Part 3 of 3 exploring how Hannibal's water is treated and what may change as a result of Proposition 1.
On Tuesday, April 4, voters in Hannibal will have the opportunity to express their opinion regarding the use of chloramines as a water disinfectant.
If voters say “no,” chloramines — a mixture of chlorine and a small amount of ammonia — will continue to be injected just prior to distribution by the Board of Public Works (BPW).
If voters say “yes” to discontinuing the practice of using chloramines in the water system, the BPW will have to stop within three months to be in compliance with the language of the proposition.
Asked how the city will respond if Prop 1 passes, Bob Stevenson, general manager of the BPW, sees two possible scenarios.
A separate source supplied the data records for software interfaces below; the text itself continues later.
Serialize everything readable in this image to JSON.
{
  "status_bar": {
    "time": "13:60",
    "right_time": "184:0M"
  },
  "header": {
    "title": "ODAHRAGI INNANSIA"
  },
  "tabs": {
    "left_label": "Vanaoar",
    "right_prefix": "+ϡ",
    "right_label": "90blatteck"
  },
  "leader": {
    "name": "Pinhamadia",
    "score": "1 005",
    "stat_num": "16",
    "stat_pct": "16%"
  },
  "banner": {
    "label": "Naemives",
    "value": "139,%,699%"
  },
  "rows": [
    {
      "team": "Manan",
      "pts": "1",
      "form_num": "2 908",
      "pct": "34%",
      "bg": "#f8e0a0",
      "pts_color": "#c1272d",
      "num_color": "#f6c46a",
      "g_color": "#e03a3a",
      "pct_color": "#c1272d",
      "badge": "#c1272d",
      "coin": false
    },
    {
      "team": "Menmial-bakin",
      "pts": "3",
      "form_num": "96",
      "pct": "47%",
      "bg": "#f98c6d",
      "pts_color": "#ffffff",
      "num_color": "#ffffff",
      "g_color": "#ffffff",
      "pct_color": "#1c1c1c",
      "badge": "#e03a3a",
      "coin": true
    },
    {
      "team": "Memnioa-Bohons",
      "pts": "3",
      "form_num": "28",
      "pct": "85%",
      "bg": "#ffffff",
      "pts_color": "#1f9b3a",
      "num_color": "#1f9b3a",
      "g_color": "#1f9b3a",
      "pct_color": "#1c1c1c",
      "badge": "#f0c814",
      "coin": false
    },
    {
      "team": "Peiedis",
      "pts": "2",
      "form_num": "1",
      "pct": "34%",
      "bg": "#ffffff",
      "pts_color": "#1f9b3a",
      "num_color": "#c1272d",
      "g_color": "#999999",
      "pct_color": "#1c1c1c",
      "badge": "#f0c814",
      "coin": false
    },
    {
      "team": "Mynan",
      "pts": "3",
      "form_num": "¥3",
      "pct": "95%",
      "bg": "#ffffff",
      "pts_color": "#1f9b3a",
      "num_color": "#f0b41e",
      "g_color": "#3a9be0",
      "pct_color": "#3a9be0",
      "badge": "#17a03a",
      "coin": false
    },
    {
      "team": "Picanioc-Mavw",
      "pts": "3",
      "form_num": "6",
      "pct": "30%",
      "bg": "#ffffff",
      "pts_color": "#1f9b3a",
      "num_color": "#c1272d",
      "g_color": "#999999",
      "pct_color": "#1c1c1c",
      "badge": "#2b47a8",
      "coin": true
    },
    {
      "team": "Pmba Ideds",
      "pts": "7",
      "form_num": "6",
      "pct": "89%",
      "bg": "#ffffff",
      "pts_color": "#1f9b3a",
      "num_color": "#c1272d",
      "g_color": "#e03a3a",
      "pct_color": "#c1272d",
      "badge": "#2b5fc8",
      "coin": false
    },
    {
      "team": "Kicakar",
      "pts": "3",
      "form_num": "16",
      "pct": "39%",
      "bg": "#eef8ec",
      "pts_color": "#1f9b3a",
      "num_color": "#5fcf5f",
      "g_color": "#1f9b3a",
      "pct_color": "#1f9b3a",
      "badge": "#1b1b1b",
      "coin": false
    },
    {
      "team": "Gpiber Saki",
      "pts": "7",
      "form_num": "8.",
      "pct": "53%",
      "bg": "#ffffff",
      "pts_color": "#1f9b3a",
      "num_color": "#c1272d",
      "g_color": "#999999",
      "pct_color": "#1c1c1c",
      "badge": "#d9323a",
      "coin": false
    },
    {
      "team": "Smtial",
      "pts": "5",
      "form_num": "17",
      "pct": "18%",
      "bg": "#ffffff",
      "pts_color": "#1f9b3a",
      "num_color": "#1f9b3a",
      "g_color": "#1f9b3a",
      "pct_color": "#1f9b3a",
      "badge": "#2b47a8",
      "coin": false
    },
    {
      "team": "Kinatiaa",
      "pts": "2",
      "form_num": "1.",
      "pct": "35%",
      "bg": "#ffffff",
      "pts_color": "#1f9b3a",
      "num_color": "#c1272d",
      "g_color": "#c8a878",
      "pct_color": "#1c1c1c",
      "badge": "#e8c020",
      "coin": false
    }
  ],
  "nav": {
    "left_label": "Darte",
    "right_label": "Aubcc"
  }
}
“Within 90 days we’d remove the chloramine and replace it with chlorine. Beyond that, we would begin the process to redesign our treatment plant to use another form of treatment,” he said. “That redesign will probably involve GAC (Granulated Activated Carbon) at some point in time. The time frame to convert to a new treatment process will be four to five years.”
Stevenson is quick to note that such a course of action may not prove palatable to water quality regulators.
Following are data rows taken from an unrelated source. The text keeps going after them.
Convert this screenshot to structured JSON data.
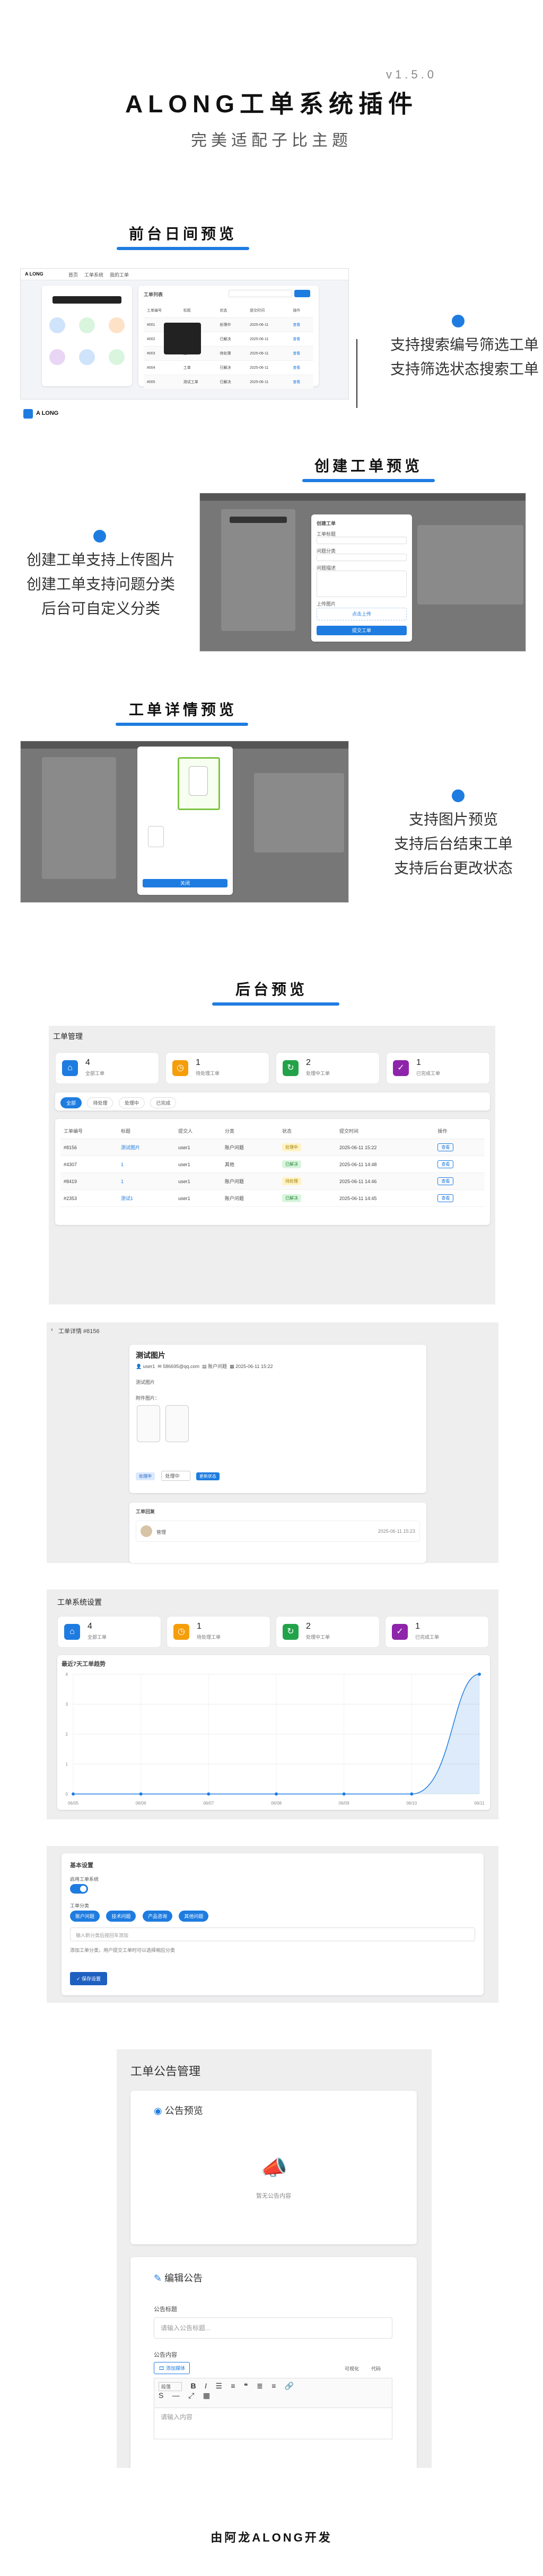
{
  "header": {
    "version": "v1.5.0",
    "title": "ALONG工单系统插件",
    "subtitle": "完美适配子比主题"
  },
  "sections": {
    "frontend": {
      "title": "前台日间预览",
      "features": [
        "支持搜索编号筛选工单",
        "支持筛选状态搜索工单"
      ],
      "shot": {
        "logo": "A LONG",
        "tabs": [
          "首页",
          "工单系统",
          "我的工单"
        ],
        "panel_title": "工单列表",
        "table_headers": [
          "工单编号",
          "标题",
          "状态",
          "提交时间",
          "操作"
        ],
        "rows": [
          [
            "#001",
            "测试工单",
            "处理中",
            "2025-06-11",
            "查看"
          ],
          [
            "#002",
            "工单",
            "已解决",
            "2025-06-11",
            "查看"
          ],
          [
            "#003",
            "工单",
            "待处理",
            "2025-06-11",
            "查看"
          ],
          [
            "#004",
            "工单",
            "已解决",
            "2025-06-11",
            "查看"
          ],
          [
            "#005",
            "测试工单",
            "已解决",
            "2025-06-11",
            "查看"
          ]
        ]
      }
    },
    "create": {
      "title": "创建工单预览",
      "features": [
        "创建工单支持上传图片",
        "创建工单支持问题分类",
        "后台可自定义分类"
      ],
      "shot": {
        "modal_title": "创建工单",
        "field_labels": [
          "工单标题",
          "问题分类",
          "问题描述",
          "上传图片"
        ],
        "upload_label": "点击上传",
        "submit_label": "提交工单"
      }
    },
    "detail": {
      "title": "工单详情预览",
      "features": [
        "支持图片预览",
        "支持后台结束工单",
        "支持后台更改状态"
      ],
      "shot": {
        "close_label": "关闭"
      }
    },
    "backend": {
      "title": "后台预览"
    }
  },
  "admin_manage": {
    "title": "工单管理",
    "stats": [
      {
        "num": "4",
        "label": "全部工单",
        "color": "#1e7ce0",
        "icon": "home-icon"
      },
      {
        "num": "1",
        "label": "待处理工单",
        "color": "#f59e0b",
        "icon": "clock-icon"
      },
      {
        "num": "2",
        "label": "处理中工单",
        "color": "#22a34a",
        "icon": "refresh-icon"
      },
      {
        "num": "1",
        "label": "已完成工单",
        "color": "#8e24aa",
        "icon": "check-icon"
      }
    ],
    "filters": [
      "全部",
      "待处理",
      "处理中",
      "已完成"
    ],
    "table_headers": [
      "工单编号",
      "标题",
      "提交人",
      "分类",
      "状态",
      "提交时间",
      "操作"
    ],
    "rows": [
      {
        "id": "#8156",
        "title": "测试图片",
        "user": "user1",
        "cat": "账户问题",
        "status": "处理中",
        "time": "2025-06-11 15:22",
        "action": "查看"
      },
      {
        "id": "#4307",
        "title": "1",
        "user": "user1",
        "cat": "其他",
        "status": "已解决",
        "time": "2025-06-11 14:48",
        "action": "查看"
      },
      {
        "id": "#8419",
        "title": "1",
        "user": "user1",
        "cat": "账户问题",
        "status": "待处理",
        "time": "2025-06-11 14:46",
        "action": "查看"
      },
      {
        "id": "#2353",
        "title": "测试1",
        "user": "user1",
        "cat": "账户问题",
        "status": "已解决",
        "time": "2025-06-11 14:45",
        "action": "查看"
      }
    ]
  },
  "admin_detail": {
    "title": "工单详情 #8156",
    "ticket_title": "测试图片",
    "meta": [
      "user1",
      "586695@qq.com",
      "账户问题",
      "2025-06-11 15:22"
    ],
    "desc_label": "测试图片",
    "images_label": "附件图片：",
    "status_badge": "处理中",
    "status_select": "处理中",
    "update_button": "更新状态",
    "reply_title": "工单回复",
    "reply_user": "管理",
    "reply_time": "2025-06-11 15:23"
  },
  "admin_settings": {
    "title": "工单系统设置",
    "stats": [
      {
        "num": "4",
        "label": "全部工单",
        "color": "#1e7ce0",
        "icon": "home-icon"
      },
      {
        "num": "1",
        "label": "待处理工单",
        "color": "#f59e0b",
        "icon": "clock-icon"
      },
      {
        "num": "2",
        "label": "处理中工单",
        "color": "#22a34a",
        "icon": "refresh-icon"
      },
      {
        "num": "1",
        "label": "已完成工单",
        "color": "#8e24aa",
        "icon": "check-icon"
      }
    ]
  },
  "chart_data": {
    "type": "area",
    "title": "最近7天工单趋势",
    "x": [
      "06/05",
      "06/06",
      "06/07",
      "06/08",
      "06/09",
      "06/10",
      "06/11"
    ],
    "values": [
      0,
      0,
      0,
      0,
      0,
      0,
      4
    ],
    "ylim": [
      0,
      4
    ],
    "yticks": [
      0,
      1,
      2,
      3,
      4
    ],
    "color": "#1e7ce0",
    "grid": true
  },
  "admin_basic": {
    "title": "基本设置",
    "toggle_label": "启用工单系统",
    "cat_label": "工单分类",
    "categories": [
      "账户问题",
      "技术问题",
      "产品咨询",
      "其他问题"
    ],
    "input_placeholder": "输入新分类后按回车添加",
    "hint": "添加工单分类，用户提交工单时可以选择相应分类",
    "save_button": "保存设置"
  },
  "admin_notice": {
    "title": "工单公告管理",
    "preview_title": "公告预览",
    "empty_text": "暂无公告内容",
    "edit_title": "编辑公告",
    "title_label": "公告标题",
    "title_placeholder": "请输入公告标题...",
    "content_label": "公告内容",
    "media_button": "添加媒体",
    "tab_visual": "可视化",
    "tab_code": "代码",
    "format_select": "段落",
    "content_placeholder": "请输入内容"
  },
  "footer": {
    "text": "由阿龙ALONG开发"
  }
}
“It is possible the USEPA (United States Environmental Protection Agency) will not wait that long since we will be in chronic violation of their standards and they may force us to return to chloramine or some other remedy of their choosing which I cannot predict,” he said.
The other potential scenario takes the BPW in a vastly different direction.
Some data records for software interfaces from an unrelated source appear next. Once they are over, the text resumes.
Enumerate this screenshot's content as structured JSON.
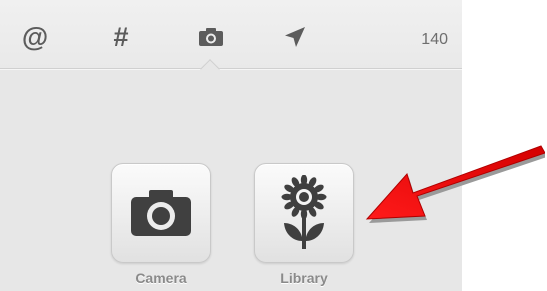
{
  "toolbar": {
    "mention_symbol": "@",
    "hashtag_symbol": "#",
    "camera_icon": "camera-icon",
    "location_icon": "location-arrow-icon",
    "char_count": "140"
  },
  "attach": {
    "camera_label": "Camera",
    "library_label": "Library",
    "camera_icon": "camera-icon",
    "library_icon": "flower-icon"
  },
  "annotation": {
    "arrow_color": "#e60000",
    "arrow_icon": "red-arrow"
  },
  "colors": {
    "panel_bg": "#e7e7e7",
    "icon_gray": "#5c5c5c",
    "label_gray": "#8a8a8a"
  }
}
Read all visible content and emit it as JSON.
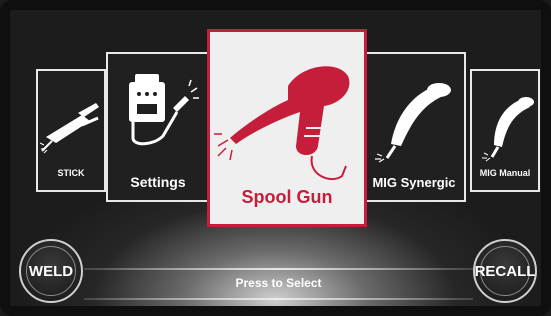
{
  "carousel": {
    "items": [
      {
        "label": "STICK",
        "icon": "stick-electrode-icon"
      },
      {
        "label": "Settings",
        "icon": "settings-machine-icon"
      },
      {
        "label": "Spool Gun",
        "icon": "spool-gun-icon",
        "selected": true
      },
      {
        "label": "MIG Synergic",
        "icon": "mig-torch-icon"
      },
      {
        "label": "MIG Manual",
        "icon": "mig-torch-icon"
      }
    ]
  },
  "buttons": {
    "weld_label": "WELD",
    "recall_label": "RECALL"
  },
  "footer": {
    "hint": "Press to Select"
  },
  "colors": {
    "accent": "#c41e3a",
    "card_border": "#e8e8e8",
    "background": "#1c1c1c"
  }
}
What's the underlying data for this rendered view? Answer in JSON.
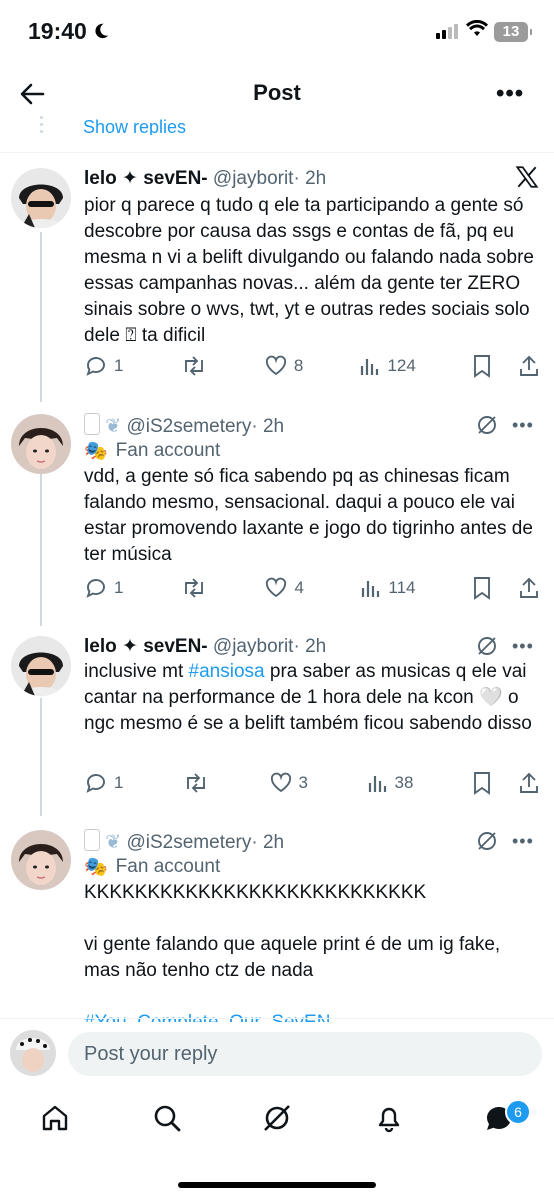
{
  "status": {
    "time": "19:40",
    "battery": "13"
  },
  "header": {
    "title": "Post"
  },
  "show_replies": "Show replies",
  "tweets": [
    {
      "name": "lelo ✦ sevEN-",
      "handle": "@jayborit",
      "time": "· 2h",
      "text": "pior q parece q tudo q ele ta participando a gente só descobre por causa das ssgs e contas de fã, pq eu mesma n vi a belift divulgando ou falando nada sobre essas campanhas novas... além da gente ter ZERO sinais sobre o wvs, twt, yt e outras redes sociais solo dele ⍰ ta dificil",
      "replies": "1",
      "likes": "8",
      "views": "124"
    },
    {
      "name": "",
      "handle": "@iS2semetery",
      "time": "· 2h",
      "fan_label": "Fan account",
      "text": "vdd, a gente só fica sabendo pq as chinesas ficam falando mesmo, sensacional. daqui a pouco ele vai estar promovendo laxante e jogo do tigrinho antes de ter música",
      "replies": "1",
      "likes": "4",
      "views": "114"
    },
    {
      "name": "lelo ✦ sevEN-",
      "handle": "@jayborit",
      "time": "· 2h",
      "text_before": "inclusive mt ",
      "hashtag": "#ansiosa",
      "text_after": " pra saber as musicas q ele vai cantar na performance de 1 hora dele na kcon 🤍 o ngc mesmo é se a belift também ficou sabendo disso",
      "replies": "1",
      "likes": "3",
      "views": "38"
    },
    {
      "name": "",
      "handle": "@iS2semetery",
      "time": "· 2h",
      "fan_label": "Fan account",
      "line1": "KKKKKKKKKKKKKKKKKKKKKKKKKKK",
      "line2": "vi gente falando que aquele print é de um ig fake, mas não tenho ctz de nada",
      "hashtag_cut": "#You_Complete_Our_SevEN"
    }
  ],
  "reply_bar": {
    "placeholder": "Post your reply"
  },
  "tabbar": {
    "badge": "6"
  }
}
“The city goes immediately after the election to a judge to get an injunction against the referendum in whole or in part since the approved ordinance would put the city in violation of state regulations which in itself is illegal,” said Stevenson. “Having secured an injunction the HBPW would proceed in due pace to modify the treatment plant to incorporate GAC. During that four years we would plan to continue to feed chloramine as we are doing now.”
While as of late February, James Lemon, attorney for both the city and BPW, had not been formally asked to prepare such an injunction, he did say he believes “that legal action will be required” if the proposition is approved.
“The ordinance sets an unrealistic time line to stop using chloramines,” said Lemon. “Any action changing how you treat water has to be approved by DNR (Department of Natural Resources). In order to obtain such approval, there have to be studies, etc, all of which have to be fully approved by DNR. There is no set time line for how long DNR will take to approve this, but realistically, there is no way that BPW can legally comply with the ordinance. I told the drafters that and they flat refused to consider putting in a provision that would allow the BPW to get DNR approval of a new system of water treatment.”
How much of an impact passage of Prop 1 could have on the bill of average residential customers is hard to estimate, according to Stevenson.
“That depends on how big the fine from the MoDNR (Missouri Department of Natural Resources) will be when we willfully go into violation on disinfection byproducts of chlorine,” he said. “I predict that fine will be $1,000 per day to start and may go higher. That would translate into about $4 per month, per customer.”
Also unclear is what the cost of a water system change would cost overall.
“The study by Jacobs Engineering will answer this,” said Stevenson, referring to a study commissioned by the City Council last fall. The purpose of the study was to determine the cost and feasibility of implementing a GAC system.
According to the Jacobs report, which can be found at both the websites of the city and BPW, it would cost the BPW just under $2 million to retrofit GAC into the existing filters, which would require MDNR regulatory approval in at least two areas, which could make the cheapest of the three options infeasible.
The annual operating cost of the GAC retrofit option is estimated at $439,200.
If GAC filters are used as second stage filters the project cost jumps to between $9.3 million and $10.5 million, depending on how many millions of gallons of water the system will be capable of producing per day.
The annual operating costs of these two options would range from $341,000 and $426,000.
Depending on which GAC system is employed, the study estimates the monthly increase to a customer using 5,000 gallons a month would range from $3.96 to $7.72.
Jacobs notes that the projected rate increases do not include the costs for improvements to the distribution system that will be necessary.
Representatives of Jacobs Engineering will present the results of the study at the Roland Fine Arts Center, on the campus of Hannibal-LaGrange University, at 5:30 p.m. Wednesday, March 22.
Reach reporter Danny Henley at email@example.com .